WHAT TO WORK ON
Go through the records below and return each line that has "Sleep" in it.

Entries taken from a collection:
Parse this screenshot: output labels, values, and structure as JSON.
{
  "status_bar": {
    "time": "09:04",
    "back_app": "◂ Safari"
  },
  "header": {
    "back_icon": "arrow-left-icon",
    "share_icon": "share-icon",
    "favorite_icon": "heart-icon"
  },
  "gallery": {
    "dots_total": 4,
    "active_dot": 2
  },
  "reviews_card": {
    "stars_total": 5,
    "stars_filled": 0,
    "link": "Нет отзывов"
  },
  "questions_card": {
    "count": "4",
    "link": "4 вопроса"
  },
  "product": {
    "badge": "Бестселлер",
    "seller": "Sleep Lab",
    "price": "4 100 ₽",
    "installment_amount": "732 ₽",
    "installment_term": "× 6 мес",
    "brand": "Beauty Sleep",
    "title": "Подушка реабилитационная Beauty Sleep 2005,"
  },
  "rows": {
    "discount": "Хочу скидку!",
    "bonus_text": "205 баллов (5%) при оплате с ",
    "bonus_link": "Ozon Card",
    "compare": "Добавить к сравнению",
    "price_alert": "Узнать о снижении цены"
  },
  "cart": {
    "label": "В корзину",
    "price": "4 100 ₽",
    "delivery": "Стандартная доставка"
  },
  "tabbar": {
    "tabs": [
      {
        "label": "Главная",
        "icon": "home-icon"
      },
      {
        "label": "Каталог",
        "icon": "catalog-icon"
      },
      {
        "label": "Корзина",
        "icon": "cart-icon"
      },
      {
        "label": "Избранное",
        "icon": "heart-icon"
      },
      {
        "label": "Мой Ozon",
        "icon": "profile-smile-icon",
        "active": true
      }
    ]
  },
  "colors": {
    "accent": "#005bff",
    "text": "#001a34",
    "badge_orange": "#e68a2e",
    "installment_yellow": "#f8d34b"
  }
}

OUTPUT OF THE TASK
    "seller": "Sleep Lab",
    "brand": "Beauty Sleep",
    "title": "Подушка реабилитационная Beauty Sleep 2005,"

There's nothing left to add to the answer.